In vitro cultures of primary human airway epithelial cells (hAECs) grown at air-liquid interface have become a valuable tool to study airway biology under normal and pathologic conditions, and for drug discovery in lung diseases such as cystic fibrosis (CF). An increasing number of different differentiation media, are now available, making comparison of data between studies difficult. Here, we investigated the impact of two common differentiation media on phenotypic, transcriptomic, and physiological features of CF and non-CF epithelia. Cellular architecture and density were strongly impacted by the choice of medium. RNA-sequencing revealed a shift in airway cell lineage; one medium promoting differentiation into club and goblet cells whilst the other enriched the growth of ionocytes and multiciliated cells. Pathway analysis identified differential expression of genes involved in ion and fluid transport. Physiological assays (intracellular/extracellular pH, Ussing chamber) specifically showed that ATP12A and CFTR function were altered, impacting pH and transepithelial ion transport in CF hAECs. Importantly, the two media differentially affected functional responses to CFTR modulators.
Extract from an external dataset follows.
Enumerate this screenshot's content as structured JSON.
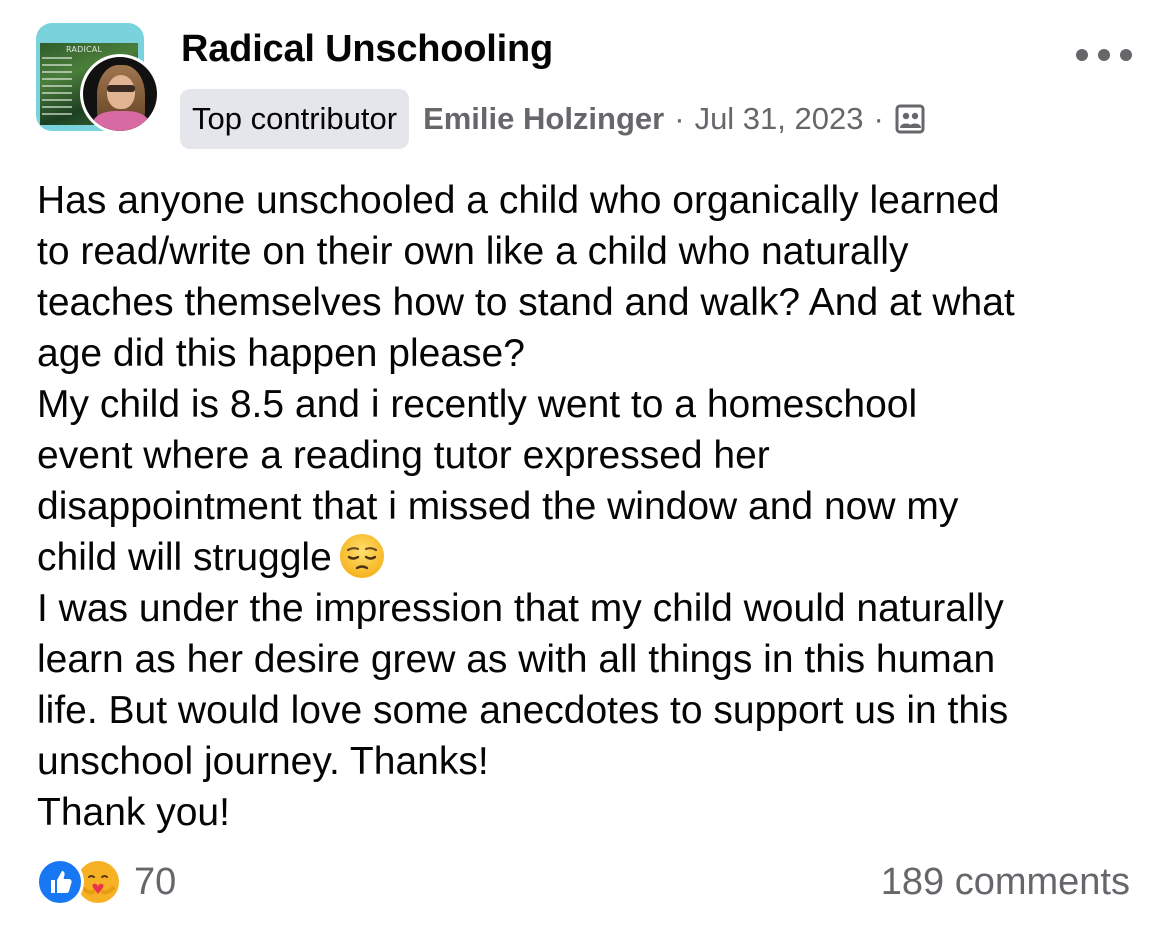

We argue that the effect of growth conditions should be appropriately determined depending on the scientific question and that our study can act as a guide for choosing the optimal growth medium for specific applications.
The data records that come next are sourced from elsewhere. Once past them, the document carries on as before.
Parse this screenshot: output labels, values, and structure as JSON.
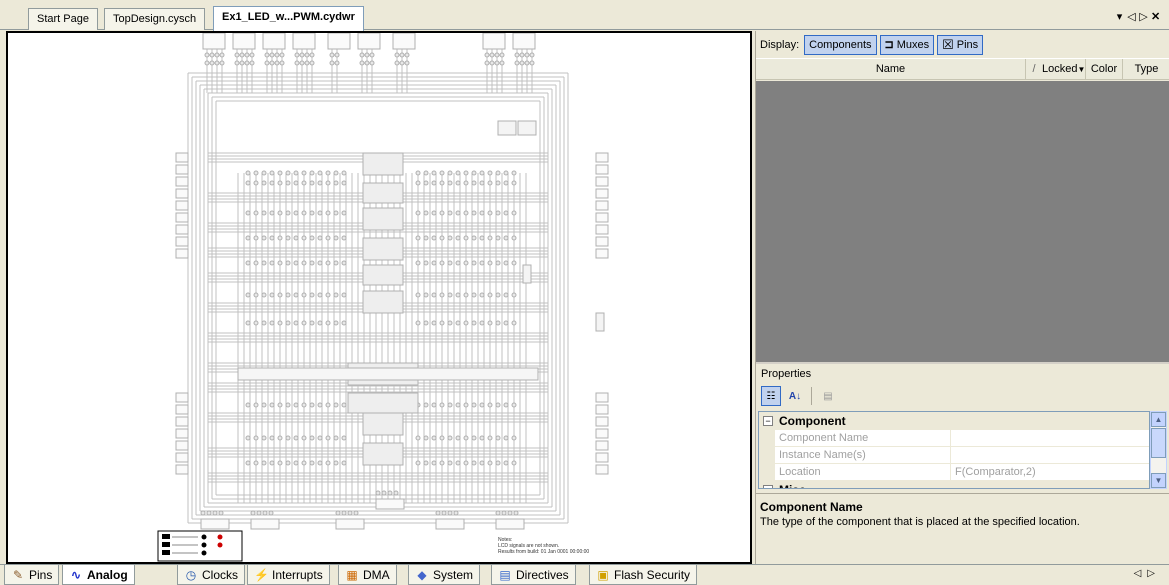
{
  "tabs": [
    {
      "label": "Start Page",
      "active": false
    },
    {
      "label": "TopDesign.cysch",
      "active": false
    },
    {
      "label": "Ex1_LED_w...PWM.cydwr",
      "active": true
    }
  ],
  "tab_controls": {
    "dropdown": "▾",
    "prev": "◁",
    "next": "▷",
    "close": "✕"
  },
  "canvas": {
    "notes_title": "Notes:",
    "notes_line1": "LCD signals are not shown.",
    "notes_line2": "Results from build: 01 Jan 0001 00:00:00"
  },
  "display": {
    "label": "Display:",
    "components_label": "Components",
    "muxes_label": "Muxes",
    "pins_label": "Pins"
  },
  "grid": {
    "columns": [
      "Name",
      "/",
      "Locked",
      "Color",
      "Type"
    ]
  },
  "properties": {
    "title": "Properties",
    "categories": [
      {
        "label": "Component",
        "rows": [
          {
            "name": "Component Name",
            "value": ""
          },
          {
            "name": "Instance Name(s)",
            "value": ""
          },
          {
            "name": "Location",
            "value": "F(Comparator,2)"
          }
        ]
      },
      {
        "label": "Misc"
      }
    ],
    "desc_title": "Component Name",
    "desc_text": "The type of the component that is placed at the specified location."
  },
  "bottom_tabs": [
    {
      "label": "Pins",
      "icon": "pins-icon",
      "glyph": "✎",
      "color": "#8a5c2c",
      "active": false
    },
    {
      "label": "Analog",
      "icon": "analog-icon",
      "glyph": "∿",
      "color": "#2233cc",
      "active": true
    },
    {
      "label": "Clocks",
      "icon": "clock-icon",
      "glyph": "◷",
      "color": "#2255aa",
      "active": false
    },
    {
      "label": "Interrupts",
      "icon": "interrupt-icon",
      "glyph": "⚡",
      "color": "#c8a000",
      "active": false
    },
    {
      "label": "DMA",
      "icon": "dma-icon",
      "glyph": "▦",
      "color": "#cc6600",
      "active": false
    },
    {
      "label": "System",
      "icon": "system-icon",
      "glyph": "◆",
      "color": "#4466cc",
      "active": false
    },
    {
      "label": "Directives",
      "icon": "directives-icon",
      "glyph": "▤",
      "color": "#3366cc",
      "active": false
    },
    {
      "label": "Flash Security",
      "icon": "flash-security-icon",
      "glyph": "▣",
      "color": "#d0a000",
      "active": false
    }
  ],
  "bottom_controls": {
    "prev": "◁",
    "next": "▷"
  }
}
Biosciences Institute, University Medical School, Newcastle University, Framlington Place, Newcastle upon Tyne NE2 4HH, UK.
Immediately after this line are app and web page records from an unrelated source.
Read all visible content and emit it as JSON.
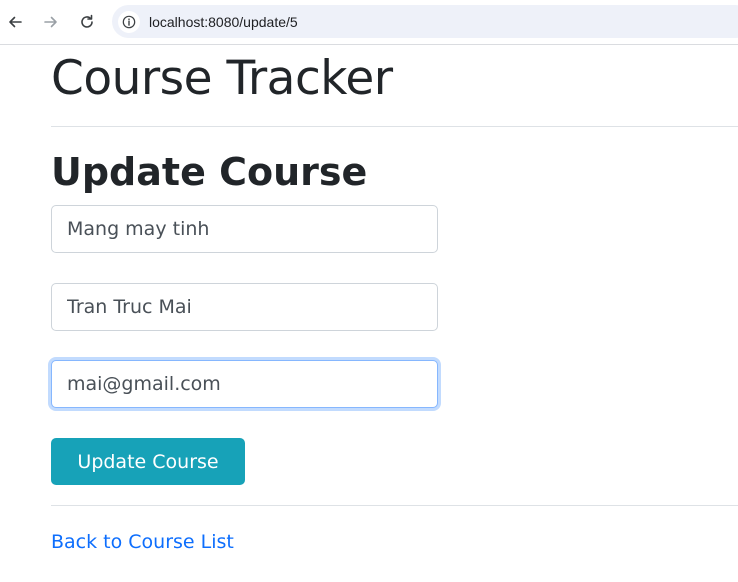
{
  "browser": {
    "url": "localhost:8080/update/5",
    "icons": [
      "back-arrow-icon",
      "forward-arrow-icon",
      "reload-icon",
      "info-icon"
    ]
  },
  "page": {
    "app_title": "Course Tracker",
    "form_title": "Update Course",
    "fields": [
      {
        "value": "Mang may tinh"
      },
      {
        "value": "Tran Truc Mai"
      },
      {
        "value": "mai@gmail.com",
        "focused": true
      }
    ],
    "submit_label": "Update Course",
    "back_link": "Back to Course List"
  },
  "colors": {
    "button_bg": "#17a2b8",
    "link": "#0d6efd",
    "focus_ring": "#86b7fe"
  }
}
Goblet Cells, Respiratory Mucosa, Epithelial Cells, Humans, Cystic Fibrosis, Aminopyridines, H(+)-K(+)-Exchanging ATPase, Cystic Fibrosis Transmembrane Conductance Regulator, Culture Media, Diffusion Chambers, Culture, Sequence Analysis, RNA, Cell Differentiation, Gene Expression Regulation, Cell Lineage, Hydrogen-Ion Concentration, Benzodioxoles, Primary Cell Culture, Transcriptome